Which Joe gave his name to ‘sloppy joes’? We look at five interesting sandwiches and their lexical origins.
1Put a price on; appraise.‘the sheriff was to apprize the value of the lands’
- ‘To apprise the value of the contrast agent, it must be compared against a standard.’
- ‘We ask the first question in order to apprise the value of further study of Neptune effect.’
- ‘In spite of this, they seem to have completely forgotten this principle when they fail to apprize the value of the Wordless Scriptures.’
2Value highly; esteem.‘how highly your Highness apprizeth peace’
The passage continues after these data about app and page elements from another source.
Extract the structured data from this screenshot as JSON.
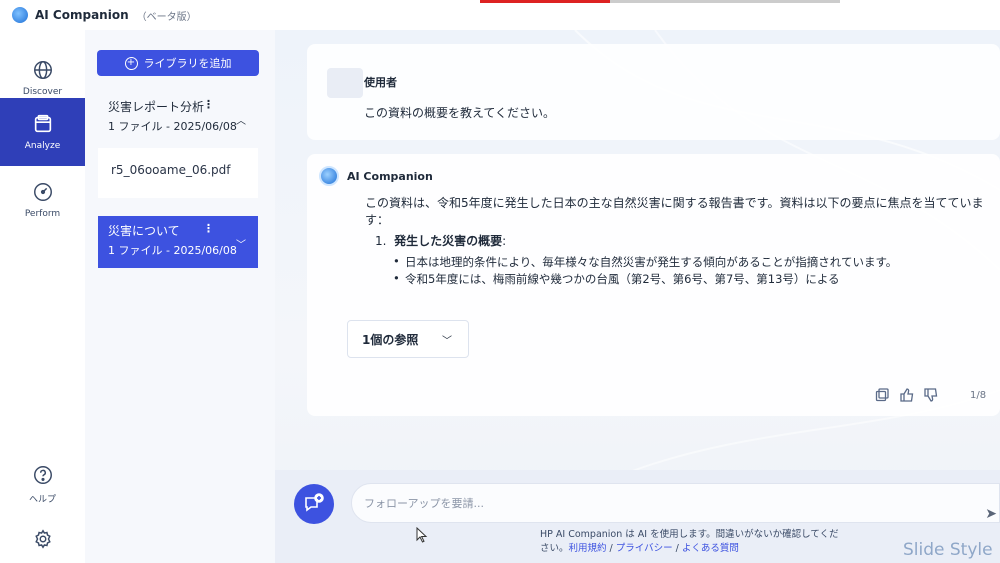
{
  "window": {
    "app_name": "AI Companion",
    "beta_label": "（ベータ版）"
  },
  "rail": {
    "items": [
      {
        "label": "Discover",
        "icon": "globe-icon"
      },
      {
        "label": "Analyze",
        "icon": "folder-icon",
        "active": true
      },
      {
        "label": "Perform",
        "icon": "gauge-icon"
      }
    ],
    "help_label": "ヘルプ",
    "settings_icon": "gear-icon"
  },
  "library": {
    "add_button": "ライブラリを追加",
    "groups": [
      {
        "title": "災害レポート分析",
        "meta": "1 ファイル - 2025/06/08",
        "expanded": true,
        "files": [
          "r5_06ooame_06.pdf"
        ]
      },
      {
        "title": "災害について",
        "meta": "1 ファイル - 2025/06/08",
        "expanded": false,
        "selected": true
      }
    ]
  },
  "chat": {
    "user": {
      "name": "使用者",
      "message": "この資料の概要を教えてください。"
    },
    "ai": {
      "name": "AI Companion",
      "intro": "この資料は、令和5年度に発生した日本の主な自然災害に関する報告書です。資料は以下の要点に焦点を当てています：",
      "list_number": "1.",
      "list_heading": "発生した災害の概要",
      "bullets": [
        "日本は地理的条件により、毎年様々な自然災害が発生する傾向があることが指摘されています。",
        "令和5年度には、梅雨前線や幾つかの台風（第2号、第6号、第7号、第13号）による"
      ],
      "references_label": "1個の参照",
      "pager": "1/8"
    }
  },
  "input": {
    "placeholder": "フォローアップを要請...",
    "disclaimer_text": "HP AI Companion は AI を使用します。間違いがないか確認してください。",
    "link_terms": "利用規約",
    "separator": " / ",
    "link_privacy": "プライバシー",
    "link_faq": "よくある質問"
  },
  "watermark": "Slide Style",
  "colors": {
    "accent": "#3d52e0",
    "rail_active": "#2f3fb8"
  }
}
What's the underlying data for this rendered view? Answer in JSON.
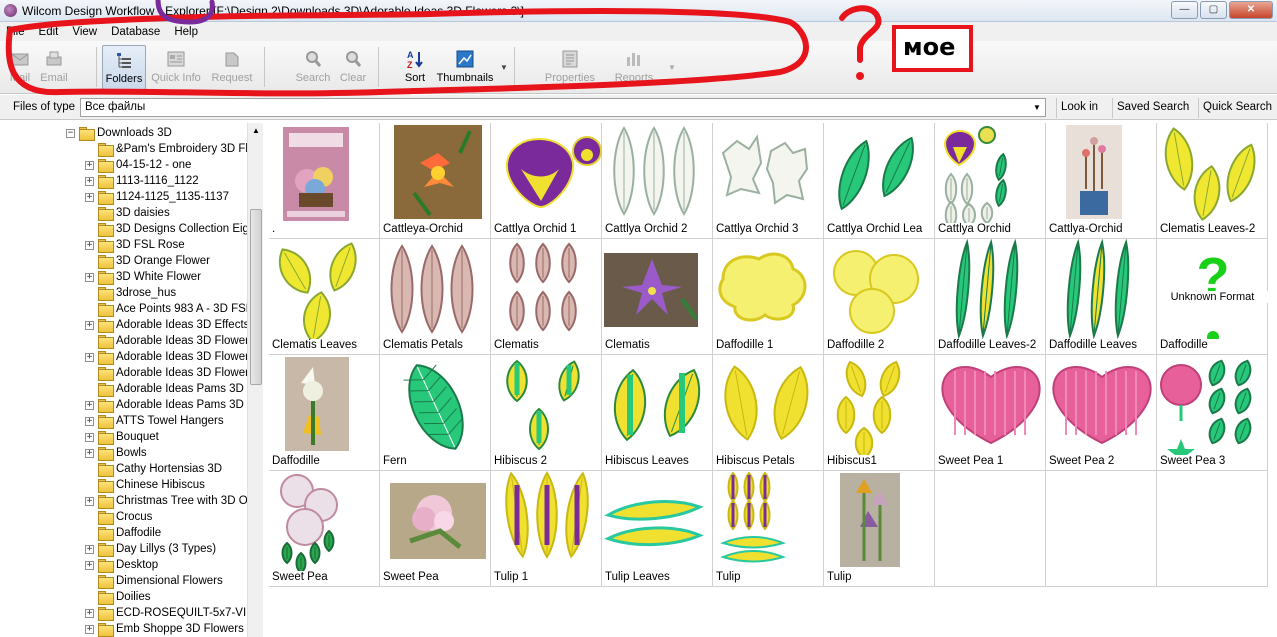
{
  "window": {
    "title": "Wilcom Design Workflow - Explorer [F:\\Design 2\\Downloads 3D\\Adorable Ideas 3D Flowers 3\\]"
  },
  "window_buttons": [
    "—",
    "▢",
    "✕"
  ],
  "menu": [
    "File",
    "Edit",
    "View",
    "Database",
    "Help"
  ],
  "toolbar": {
    "mail": "Mail",
    "email": "Email",
    "folders": "Folders",
    "quick_info": "Quick Info",
    "request": "Request",
    "search": "Search",
    "clear": "Clear",
    "sort": "Sort",
    "thumbnails": "Thumbnails",
    "properties": "Properties",
    "reports": "Reports"
  },
  "filter": {
    "label": "Files of type",
    "value": "Все файлы",
    "look_in": "Look in",
    "saved_search": "Saved Search",
    "quick_search": "Quick Search"
  },
  "annotation": {
    "label": "мое",
    "question": "?"
  },
  "tree": [
    "Downloads 3D",
    "&Pam's Embroidery 3D Flo",
    "04-15-12 - one",
    "1113-1116_1122",
    "1124-1125_1135-1137",
    "3D daisies",
    "3D Designs Collection Eigh",
    "3D FSL Rose",
    "3D Orange Flower",
    "3D White Flower",
    "3drose_hus",
    "Ace Points 983 A - 3D FSL",
    "Adorable Ideas 3D Effects",
    "Adorable Ideas 3D Flowers",
    "Adorable Ideas 3D Flowers",
    "Adorable Ideas 3D Flowers",
    "Adorable Ideas Pams 3D F",
    "Adorable Ideas Pams 3D F",
    "ATTS Towel Hangers",
    "Bouquet",
    "Bowls",
    "Cathy Hortensias 3D",
    "Chinese Hibiscus",
    "Christmas Tree with 3D Or",
    "Crocus",
    "Daffodile",
    "Day Lillys (3 Types)",
    "Desktop",
    "Dimensional Flowers",
    "Doilies",
    "ECD-ROSEQUILT-5x7-VIP",
    "Emb Shoppe 3D Flowers"
  ],
  "thumbs": [
    {
      "caption": ".",
      "kind": "photo-box"
    },
    {
      "caption": "Cattleya-Orchid",
      "kind": "photo-orchid"
    },
    {
      "caption": "Cattlya Orchid 1",
      "kind": "purple-petal"
    },
    {
      "caption": "Cattlya Orchid 2",
      "kind": "white-petals"
    },
    {
      "caption": "Cattlya Orchid 3",
      "kind": "white-lace"
    },
    {
      "caption": "Cattlya Orchid Lea",
      "kind": "green-leaves"
    },
    {
      "caption": "Cattlya Orchid",
      "kind": "orchid-set"
    },
    {
      "caption": "Cattlya-Orchid",
      "kind": "photo-vase"
    },
    {
      "caption": "Clematis Leaves-2",
      "kind": "yellow-leaves"
    },
    {
      "caption": "Clematis Leaves",
      "kind": "yellow-leaves3"
    },
    {
      "caption": "Clematis Petals",
      "kind": "pink-petals"
    },
    {
      "caption": "Clematis",
      "kind": "pink-petals6"
    },
    {
      "caption": "Clematis",
      "kind": "photo-clematis"
    },
    {
      "caption": "Daffodille 1",
      "kind": "yellow-cloud"
    },
    {
      "caption": "Daffodille 2",
      "kind": "yellow-trefoil"
    },
    {
      "caption": "Daffodille Leaves-2",
      "kind": "green-blades"
    },
    {
      "caption": "Daffodille Leaves",
      "kind": "green-blades"
    },
    {
      "caption": "Daffodille",
      "kind": "unknown"
    },
    {
      "caption": "Daffodille",
      "kind": "photo-daffodil"
    },
    {
      "caption": "Fern",
      "kind": "fern"
    },
    {
      "caption": "Hibiscus 2",
      "kind": "hibiscus-small"
    },
    {
      "caption": "Hibiscus Leaves",
      "kind": "hibiscus-leaves"
    },
    {
      "caption": "Hibiscus Petals",
      "kind": "yellow-petals2"
    },
    {
      "caption": "Hibiscus1",
      "kind": "yellow-petals5"
    },
    {
      "caption": "Sweet Pea 1",
      "kind": "pink-heart"
    },
    {
      "caption": "Sweet Pea 2",
      "kind": "pink-heart"
    },
    {
      "caption": "Sweet Pea 3",
      "kind": "sweetpea-set"
    },
    {
      "caption": "Sweet Pea",
      "kind": "sweetpea-pink"
    },
    {
      "caption": "Sweet Pea",
      "kind": "photo-sweetpea"
    },
    {
      "caption": "Tulip 1",
      "kind": "tulip-petals"
    },
    {
      "caption": "Tulip Leaves",
      "kind": "tulip-leaves"
    },
    {
      "caption": "Tulip",
      "kind": "tulip-set"
    },
    {
      "caption": "Tulip",
      "kind": "photo-tulip"
    },
    {
      "caption": "",
      "kind": "empty"
    },
    {
      "caption": "",
      "kind": "empty"
    },
    {
      "caption": "",
      "kind": "empty"
    }
  ],
  "unknown_format_text": "Unknown Format",
  "colors": {
    "annotation_red": "#e8141c",
    "annotation_purple": "#7a2a9a",
    "selection_blue": "#c9d8eb"
  }
}
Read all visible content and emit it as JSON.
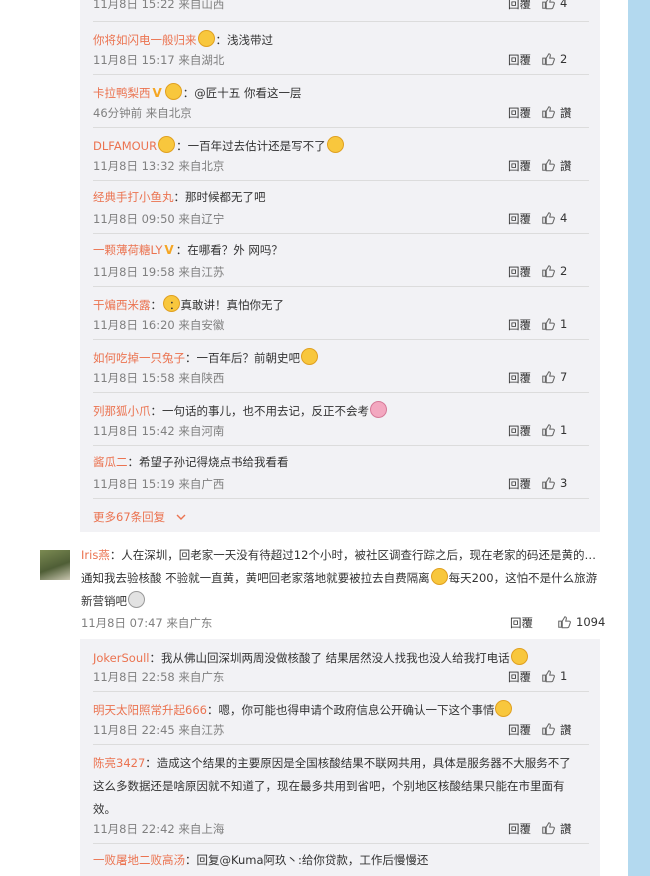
{
  "top_partial": {
    "time": "11月8日 15:22 来自山西",
    "reply": "回覆",
    "likes": "4"
  },
  "subcomments": [
    {
      "user": "你将如闪电一般归来",
      "emoji": "yellow",
      "text": "：浅浅带过",
      "time": "11月8日 15:17 来自湖北",
      "reply": "回覆",
      "likes": "2"
    },
    {
      "user": "卡拉鸭梨西",
      "badge": "V",
      "emoji": "yellow",
      "text": "：@匠十五 你看这一层",
      "time": "46分钟前 来自北京",
      "reply": "回覆",
      "likes": "讚"
    },
    {
      "user": "DLFAMOUR",
      "emoji": "yellow",
      "text": "：一百年过去估计还是写不了",
      "emoji2": "yellow",
      "time": "11月8日 13:32 来自北京",
      "reply": "回覆",
      "likes": "讚"
    },
    {
      "user": "经典手打小鱼丸",
      "text": "：那时候都无了吧",
      "time": "11月8日 09:50 来自辽宁",
      "reply": "回覆",
      "likes": "4"
    },
    {
      "user": "一颗薄荷糖LY",
      "badge": "V",
      "text": "：在哪看？外 网吗？",
      "time": "11月8日 19:58 来自江苏",
      "reply": "回覆",
      "likes": "2"
    },
    {
      "user": "干煸西米露",
      "pre_emoji": "yellow",
      "text": "：真敢讲！真怕你无了",
      "time": "11月8日 16:20 来自安徽",
      "reply": "回覆",
      "likes": "1"
    },
    {
      "user": "如何吃掉一只兔子",
      "text": "：一百年后？前朝史吧",
      "emoji2": "yellow",
      "time": "11月8日 15:58 来自陕西",
      "reply": "回覆",
      "likes": "7"
    },
    {
      "user": "列那狐小爪",
      "text": "：一句话的事儿，也不用去记，反正不会考",
      "emoji2": "pink",
      "time": "11月8日 15:42 来自河南",
      "reply": "回覆",
      "likes": "1"
    },
    {
      "user": "酱瓜二",
      "text": "：希望子孙记得烧点书给我看看",
      "time": "11月8日 15:19 来自广西",
      "reply": "回覆",
      "likes": "3"
    }
  ],
  "more_replies": "更多67条回复",
  "main_comment": {
    "user": "Iris燕",
    "text": "：人在深圳，回老家一天没有待超过12个小时，被社区调查行踪之后，现在老家的码还是黄的…通知我去验核酸 不验就一直黄，黄吧回老家落地就要被拉去自费隔离",
    "text_after": "每天200，这怕不是什么旅游新营销吧",
    "time": "11月8日 07:47 来自广东",
    "reply": "回覆",
    "likes": "1094"
  },
  "replies2": [
    {
      "user": "JokerSoull",
      "text": "：我从佛山回深圳两周没做核酸了 结果居然没人找我也没人给我打电话",
      "emoji2": "yellow",
      "time": "11月8日 22:58 来自广东",
      "reply": "回覆",
      "likes": "1"
    },
    {
      "user": "明天太阳照常升起666",
      "text": "：嗯，你可能也得申请个政府信息公开确认一下这个事情",
      "emoji2": "yellow",
      "time": "11月8日 22:45 来自江苏",
      "reply": "回覆",
      "likes": "讚"
    },
    {
      "user": "陈亮3427",
      "text_lines": [
        "：造成这个结果的主要原因是全国核酸结果不联网共用，具体是服务器不大服务不了",
        "这么多数据还是啥原因就不知道了，现在最多共用到省吧，个别地区核酸结果只能在市里面有",
        "效。"
      ],
      "time": "11月8日 22:42 来自上海",
      "reply": "回覆",
      "likes": "讚"
    },
    {
      "user": "一败屠地二败高汤",
      "text": "：回复@Kuma阿玖丶:给你贷款，工作后慢慢还"
    }
  ]
}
Late Middle English: from Old French aprisier, from a- (from Latin ad ‘to, at’) + prisier ‘to price, prize’, from pris (see price). The change in the ending in the 17th century was due to association with prize.
We take a look at several popular, though confusing, punctuation marks.
From Afghanistan to Zimbabwe, discover surprising and intriguing language facts from around the globe.
The definitions of ‘buddy’ and ‘bro’ in the OED have recently been revised. We explore their history and increase in popularity.